Bioluminescence – the emission of light by organisms – is more common in deep-sea animals, but this is the first time it has been observed in false freckles, devil lantern sharks, and southern lantern sharks. .
The false dogfish can grow up to 180 centimeters in length, making it the largest known vertebrate that can emit light. Researchers say the discovery shows how little people still know about the deep sea. These sharks all live between 200 meters and 1 kilometer deep in the water, an area known as the Twilight Zone.
It is not yet clear why sharks’ bellies light up. But scientists suspect the two smaller shark species are using it as protection against attacks from the depths. This explanation does not apply to the dogfish because it has no known natural enemies. The shark may be using its shiny belly to spot its prey. Further research should prove it.

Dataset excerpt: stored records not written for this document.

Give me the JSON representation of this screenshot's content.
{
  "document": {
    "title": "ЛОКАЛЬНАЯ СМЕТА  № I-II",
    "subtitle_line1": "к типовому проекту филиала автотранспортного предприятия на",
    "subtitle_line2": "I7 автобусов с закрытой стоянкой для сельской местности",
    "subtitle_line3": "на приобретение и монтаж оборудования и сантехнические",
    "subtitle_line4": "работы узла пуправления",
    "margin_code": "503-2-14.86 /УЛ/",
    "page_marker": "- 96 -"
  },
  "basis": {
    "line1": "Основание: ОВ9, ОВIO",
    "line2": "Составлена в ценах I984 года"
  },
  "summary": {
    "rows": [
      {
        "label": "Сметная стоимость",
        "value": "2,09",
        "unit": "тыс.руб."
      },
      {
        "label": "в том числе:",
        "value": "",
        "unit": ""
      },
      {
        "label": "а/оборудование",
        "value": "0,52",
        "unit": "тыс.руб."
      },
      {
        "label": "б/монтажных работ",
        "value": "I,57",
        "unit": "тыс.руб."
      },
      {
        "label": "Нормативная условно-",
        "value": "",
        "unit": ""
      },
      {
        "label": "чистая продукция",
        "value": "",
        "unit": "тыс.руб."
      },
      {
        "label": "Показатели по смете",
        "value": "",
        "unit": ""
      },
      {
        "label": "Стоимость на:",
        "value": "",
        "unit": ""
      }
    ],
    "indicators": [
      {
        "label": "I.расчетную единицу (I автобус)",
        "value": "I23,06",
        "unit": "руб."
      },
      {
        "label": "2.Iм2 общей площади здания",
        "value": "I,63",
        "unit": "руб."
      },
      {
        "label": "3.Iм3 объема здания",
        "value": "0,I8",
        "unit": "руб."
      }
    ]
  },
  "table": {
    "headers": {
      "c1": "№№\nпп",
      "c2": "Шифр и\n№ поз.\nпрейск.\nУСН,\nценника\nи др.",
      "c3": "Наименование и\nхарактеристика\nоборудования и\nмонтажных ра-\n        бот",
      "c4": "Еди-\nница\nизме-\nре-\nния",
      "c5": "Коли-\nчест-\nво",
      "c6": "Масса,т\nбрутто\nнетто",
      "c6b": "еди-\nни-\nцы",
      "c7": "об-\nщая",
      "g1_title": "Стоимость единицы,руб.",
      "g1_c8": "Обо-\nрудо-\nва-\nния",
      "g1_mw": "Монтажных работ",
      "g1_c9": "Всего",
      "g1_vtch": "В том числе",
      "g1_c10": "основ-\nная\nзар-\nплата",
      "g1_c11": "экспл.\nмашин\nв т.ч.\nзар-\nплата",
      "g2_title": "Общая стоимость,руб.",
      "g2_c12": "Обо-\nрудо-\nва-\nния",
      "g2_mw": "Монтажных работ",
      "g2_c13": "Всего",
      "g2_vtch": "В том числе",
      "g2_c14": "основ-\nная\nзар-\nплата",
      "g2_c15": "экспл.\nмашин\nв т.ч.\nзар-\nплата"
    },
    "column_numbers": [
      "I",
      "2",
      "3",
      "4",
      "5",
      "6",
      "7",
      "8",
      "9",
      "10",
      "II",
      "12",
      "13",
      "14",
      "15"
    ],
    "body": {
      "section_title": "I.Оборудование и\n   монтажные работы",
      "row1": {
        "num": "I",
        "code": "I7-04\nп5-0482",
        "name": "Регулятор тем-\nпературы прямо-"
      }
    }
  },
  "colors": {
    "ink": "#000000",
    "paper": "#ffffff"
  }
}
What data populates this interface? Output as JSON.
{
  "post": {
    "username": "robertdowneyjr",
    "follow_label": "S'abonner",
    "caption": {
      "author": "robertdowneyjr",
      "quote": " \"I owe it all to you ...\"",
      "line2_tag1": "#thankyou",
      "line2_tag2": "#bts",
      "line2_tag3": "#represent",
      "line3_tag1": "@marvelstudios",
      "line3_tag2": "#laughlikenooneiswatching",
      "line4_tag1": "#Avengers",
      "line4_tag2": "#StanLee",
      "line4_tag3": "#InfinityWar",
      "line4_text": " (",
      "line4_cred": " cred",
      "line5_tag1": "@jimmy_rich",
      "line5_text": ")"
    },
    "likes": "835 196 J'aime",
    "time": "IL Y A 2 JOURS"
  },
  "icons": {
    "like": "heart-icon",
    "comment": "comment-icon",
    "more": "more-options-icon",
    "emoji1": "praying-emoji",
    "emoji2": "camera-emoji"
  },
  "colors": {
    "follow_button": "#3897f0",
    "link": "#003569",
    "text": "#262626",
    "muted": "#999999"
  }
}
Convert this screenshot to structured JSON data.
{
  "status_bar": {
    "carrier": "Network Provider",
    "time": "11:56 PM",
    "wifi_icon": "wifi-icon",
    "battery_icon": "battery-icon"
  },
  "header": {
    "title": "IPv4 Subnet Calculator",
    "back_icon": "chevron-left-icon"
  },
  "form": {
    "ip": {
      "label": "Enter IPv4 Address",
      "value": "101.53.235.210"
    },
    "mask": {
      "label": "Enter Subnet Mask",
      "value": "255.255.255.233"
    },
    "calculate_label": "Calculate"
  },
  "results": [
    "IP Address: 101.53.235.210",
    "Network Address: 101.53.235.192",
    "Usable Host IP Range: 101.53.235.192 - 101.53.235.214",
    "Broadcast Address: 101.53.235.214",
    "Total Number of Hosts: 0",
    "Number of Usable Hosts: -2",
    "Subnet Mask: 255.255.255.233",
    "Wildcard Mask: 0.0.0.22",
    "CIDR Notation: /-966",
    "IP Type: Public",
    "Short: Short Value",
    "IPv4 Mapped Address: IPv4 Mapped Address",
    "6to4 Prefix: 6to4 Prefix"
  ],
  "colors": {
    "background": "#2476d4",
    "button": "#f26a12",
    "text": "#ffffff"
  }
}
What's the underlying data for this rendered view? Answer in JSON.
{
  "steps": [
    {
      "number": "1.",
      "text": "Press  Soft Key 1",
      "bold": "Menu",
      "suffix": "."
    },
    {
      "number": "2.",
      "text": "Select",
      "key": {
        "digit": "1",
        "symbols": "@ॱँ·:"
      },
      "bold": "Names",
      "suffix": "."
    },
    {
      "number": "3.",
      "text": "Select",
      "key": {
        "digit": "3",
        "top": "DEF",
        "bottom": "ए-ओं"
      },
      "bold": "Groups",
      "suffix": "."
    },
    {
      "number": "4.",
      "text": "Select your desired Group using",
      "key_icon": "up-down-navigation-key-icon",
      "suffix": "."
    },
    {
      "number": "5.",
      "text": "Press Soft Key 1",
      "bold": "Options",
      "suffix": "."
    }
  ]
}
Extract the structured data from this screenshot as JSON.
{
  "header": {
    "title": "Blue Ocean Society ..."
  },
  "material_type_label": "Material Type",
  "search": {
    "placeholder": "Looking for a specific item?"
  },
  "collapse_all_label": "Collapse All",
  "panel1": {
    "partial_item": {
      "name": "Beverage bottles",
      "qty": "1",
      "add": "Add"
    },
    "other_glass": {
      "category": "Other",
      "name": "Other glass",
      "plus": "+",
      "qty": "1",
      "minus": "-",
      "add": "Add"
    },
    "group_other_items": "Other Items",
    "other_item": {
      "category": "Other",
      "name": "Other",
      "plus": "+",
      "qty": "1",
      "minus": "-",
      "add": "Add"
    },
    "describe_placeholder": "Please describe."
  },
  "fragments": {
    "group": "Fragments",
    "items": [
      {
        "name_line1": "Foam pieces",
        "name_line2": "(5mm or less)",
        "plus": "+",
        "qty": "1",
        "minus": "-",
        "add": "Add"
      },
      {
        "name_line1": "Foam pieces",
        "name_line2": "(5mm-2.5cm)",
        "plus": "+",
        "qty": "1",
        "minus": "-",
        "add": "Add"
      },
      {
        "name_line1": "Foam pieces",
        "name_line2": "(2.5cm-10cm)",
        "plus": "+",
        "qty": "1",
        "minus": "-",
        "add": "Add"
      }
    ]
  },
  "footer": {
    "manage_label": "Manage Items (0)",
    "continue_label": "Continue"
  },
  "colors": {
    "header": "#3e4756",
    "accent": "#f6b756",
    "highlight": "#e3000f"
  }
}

“Given the vastness of the deep ocean and the number of luminous organisms that exist in this area, it is becoming increasingly clear that producing light at this depth plays an important role in the larger ecosystem of our planet, ”the researchers write. The deep ocean is also the least explored ecosystem.